[Data records]
┌──

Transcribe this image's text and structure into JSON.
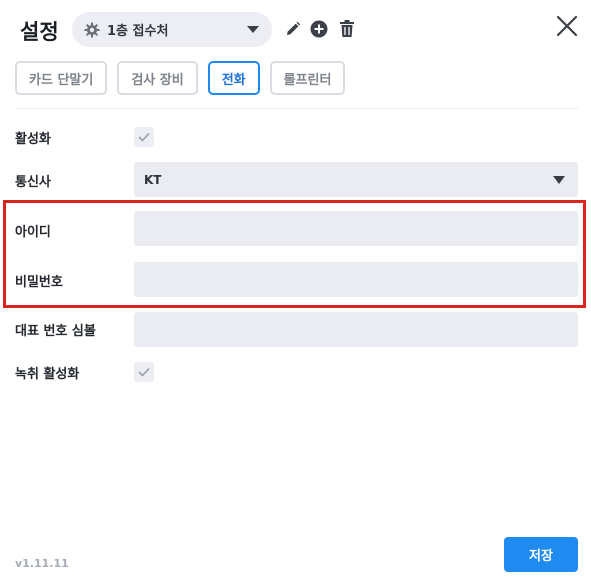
{
  "header": {
    "title": "설정",
    "branch_select": {
      "value": "1층 접수처",
      "icon": "gear-icon"
    },
    "actions": [
      "pencil-icon",
      "plus-circle-icon",
      "trash-icon"
    ],
    "close_icon": "close-icon"
  },
  "tabs": [
    {
      "label": "카드 단말기",
      "active": false
    },
    {
      "label": "검사 장비",
      "active": false
    },
    {
      "label": "전화",
      "active": true
    },
    {
      "label": "롤프린터",
      "active": false
    }
  ],
  "form": {
    "active": {
      "label": "활성화",
      "checked": true
    },
    "carrier": {
      "label": "통신사",
      "value": "KT"
    },
    "user_id": {
      "label": "아이디",
      "value": "",
      "placeholder": ""
    },
    "password": {
      "label": "비밀번호",
      "value": "",
      "placeholder": ""
    },
    "main_number": {
      "label": "대표 번호 심볼",
      "value": "",
      "placeholder": ""
    },
    "recording": {
      "label": "녹취 활성화",
      "checked": true
    }
  },
  "footer": {
    "version": "v1.11.11",
    "save_label": "저장"
  },
  "colors": {
    "accent": "#1f8bf0",
    "highlight": "#d9251d",
    "field_bg": "#eaecf2"
  }
}
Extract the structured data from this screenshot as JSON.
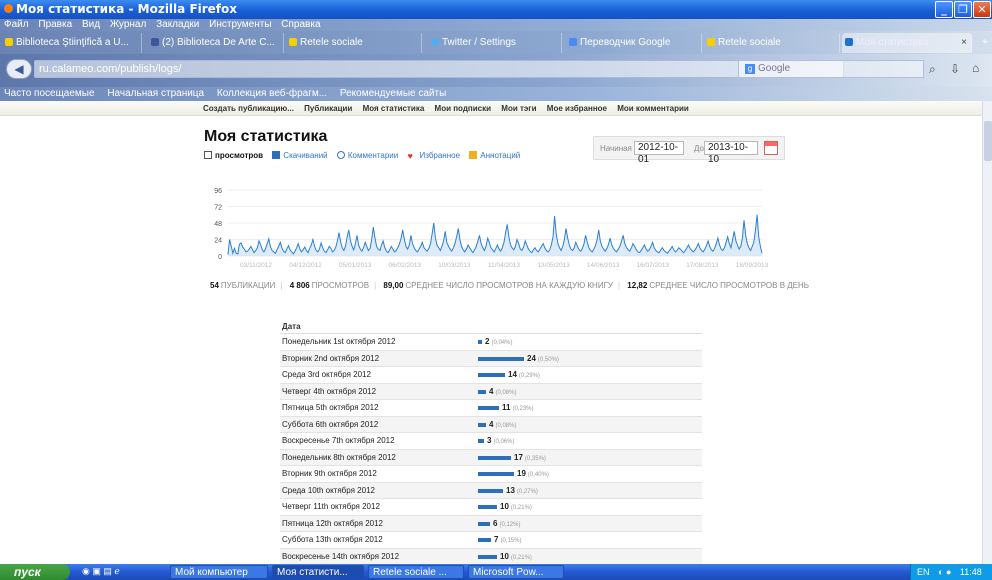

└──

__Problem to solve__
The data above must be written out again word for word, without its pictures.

__Expected answer__
Transcribe this image's text and structure into JSON.
{
  "header": {
    "title": "설정",
    "branch_select": {
      "value": "1층 접수처",
      "icon": "gear-icon"
    },
    "actions": [
      "pencil-icon",
      "plus-circle-icon",
      "trash-icon"
    ],
    "close_icon": "close-icon"
  },
  "tabs": [
    {
      "label": "카드 단말기",
      "active": false
    },
    {
      "label": "검사 장비",
      "active": false
    },
    {
      "label": "전화",
      "active": true
    },
    {
      "label": "롤프린터",
      "active": false
    }
  ],
  "form": {
    "active": {
      "label": "활성화",
      "checked": true
    },
    "carrier": {
      "label": "통신사",
      "value": "KT"
    },
    "user_id": {
      "label": "아이디",
      "value": "",
      "placeholder": ""
    },
    "password": {
      "label": "비밀번호",
      "value": "",
      "placeholder": ""
    },
    "main_number": {
      "label": "대표 번호 심볼",
      "value": "",
      "placeholder": ""
    },
    "recording": {
      "label": "녹취 활성화",
      "checked": true
    }
  },
  "footer": {
    "version": "v1.11.11",
    "save_label": "저장"
  },
  "colors": {
    "accent": "#1f8bf0",
    "highlight": "#d9251d",
    "field_bg": "#eaecf2"
  }
}
Extract the structured data from this screenshot as JSON.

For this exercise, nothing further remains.